Art Market

Four artists demanded their works be removed from the Whitney Biennial.

Benjamin Sutton
Jul 19, 2019 4:37PM, via Artforum

Installation view of the 2019 Whitney Biennial featuring Nicole Eisenman, Procession, 2019. Photo by Ron Amstutz, courtesy the Whitney Museum of American Art.

Four prominent artists featured in the 2019 Whitney Biennial—Korakrit Arunanondchai, Meriem Bennani, Nicole Eisenman, and Nicholas Galanin—demanded in a letter published Friday by Artforum that their works be removed from the show. In the letter, which was addressed to the biennial’s co-curators Rujeko Hockley and Jane Panetta, the artists cited the continued presence of Warren B. Kanders, the vice chair of the Whitney Museum’s board of trustees, as the reason for their request.

The artists’ letter explained:

We were angry when we learned of Kanders’ role as CEO of Safariland, a company that manufactures tear gas and other weapons of repression. At the time, we had already accepted your invitation to participate in the Whitney Biennial and some of us were well into fabrication of major pieces for this show. We found ourselves in a difficult position: withdraw in protest or stay and abide a conflicted conscience. We decided to participate.
But the Museum’s continued failure to respond in any meaningful way to growing pressure from artists and activists has made our participation untenable. The Museum’s inertia has turned the screw, and we refuse further complicity with Kanders and his technologies of violence.

In a statement provided to Artsy, the director of the Whitney, Adam D. Weinberg, said:

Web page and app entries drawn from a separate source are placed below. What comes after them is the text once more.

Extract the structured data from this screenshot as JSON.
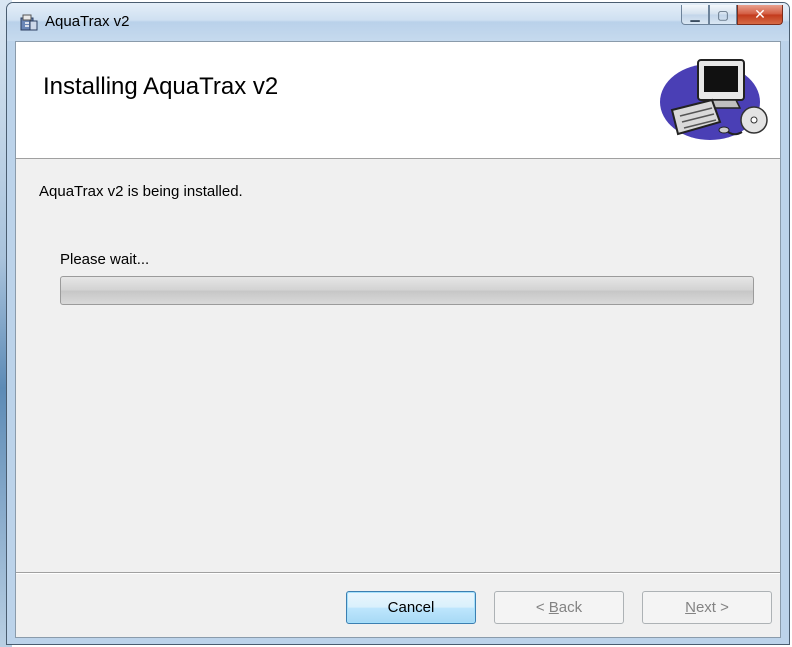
{
  "window": {
    "title": "AquaTrax v2"
  },
  "banner": {
    "title": "Installing AquaTrax v2"
  },
  "body": {
    "status_text": "AquaTrax v2 is being installed.",
    "wait_label": "Please wait...",
    "progress_percent": 0
  },
  "buttons": {
    "cancel": "Cancel",
    "back_prefix": "< ",
    "back_accel": "B",
    "back_rest": "ack",
    "next_accel": "N",
    "next_rest": "ext >"
  },
  "icons": {
    "title": "installer-icon",
    "banner": "computer-install-art"
  },
  "colors": {
    "progress_track": "#d2d2d2",
    "close_button": "#c2391b",
    "default_button_border": "#3c7fb1"
  }
}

The Whitney respects the opinions of all the artists it exhibits and stands by their right to express themselves freely. While the Whitney is saddened by this decision, we will of course comply with the artists’ request.

The four artists’ letter comes just two days after Artforum published an essay by Hannah Black, Ciarán Finlayson, and Tobi Haslett titled “The Tear Gas Biennial,” in which they called out the artists in the biennial for not boycotting the exhibition over Kanders’s presence on the museum’s board.

Kanders owns the company Safariland, a manufacturer of military and law enforcement equipment, including tear gas canisters agents fired at asylum-seekers at the Mexico–U.S. border. Controversy over his position on the Whitney’s board intensified in the lead-up to the opening of this year’s Whitney Biennial, including weekly protests coordinated by the group Decolonize This Place, a letter signed by nearly 100 Whitney staffers calling on its leadership to consider removing Kanders, and a letter signed by nearly two thirds of the artists in the Biennial calling for Kanders’s removal. But prior to the exhibition’s opening, only one artist, Michael Rakowitz, withdrew from the Biennial in protest of Kanders’s position at the museum.

Benjamin Sutton